Impacts on Copyright Law and Library Practice
“I don’t think it’s entirely inconceivable that a court could do something similar here under the Fair Use doctrine,” University of Minnesota law professor Thomas Cotter explains, “but it would go beyond, say, the result in the Author’s Guild v. Google case, where Judge Chen concluded that making digital copies for the purpose of making snippets available was OK. One thing a U.S. court couldn’t easily do, absent enabling legislation, would be to allow the copying subject to an obligation to pay equitable remuneration. Fair Use is pretty much an all-or-nothing proposition (Fair Use = no royalty, no Fair Use = infringement). A court could allow a use and refuse to enjoin it on condition the defendant pay an ongoing royalty, but that would be a case-by-case matter, not a generally applicable rule.
“Section 108 of the U.S. copyright act allows libraries to make limited numbers of copies only subject to certain stringent conditions,” Cotter continues, “so any interpretation of the U.S. Fair Use doctrine that went beyond that might well be critiqued as going too far. On balance, it’s probably very unlikely a U.S. court would interpret the Fair Use doctrine in a manner akin to what was permitted in the European case.”

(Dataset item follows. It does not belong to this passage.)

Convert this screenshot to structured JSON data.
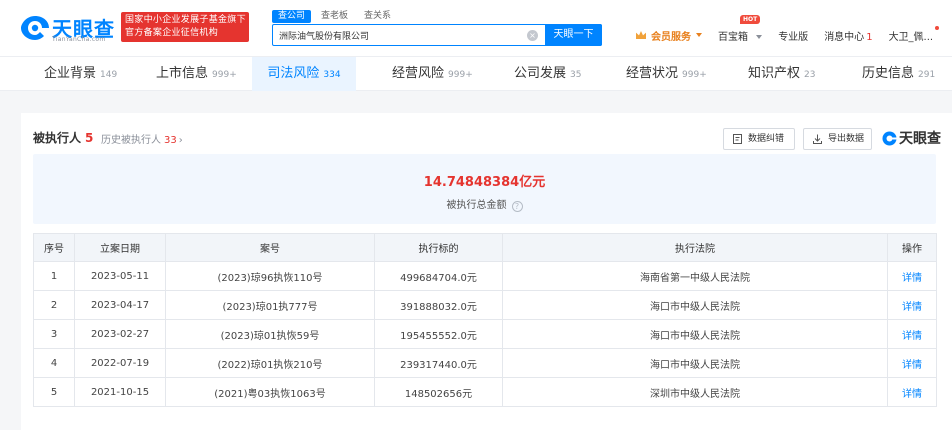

Dana Robinson, a founding partner of TechLaw, LLP, notes that the court was “trying to reconcile something that is really difficult in the world of ebooks. The library was traditionally a way to encourage literacy and access to knowledge by those who could not afford books. A library could buy one or more copies of a book and then let people check those copies out for long enough to read them and then return them. The author/publisher would lose some sales in the process, because dozens of people could read one book over the course of time. But, libraries also became their own source of additional revenue for publishers and authors. Even though the per-reader income would be less, a sale to libraries is a good income source for publishers and authors. In addition, a popular book might prompt a library to buy multiple copies.”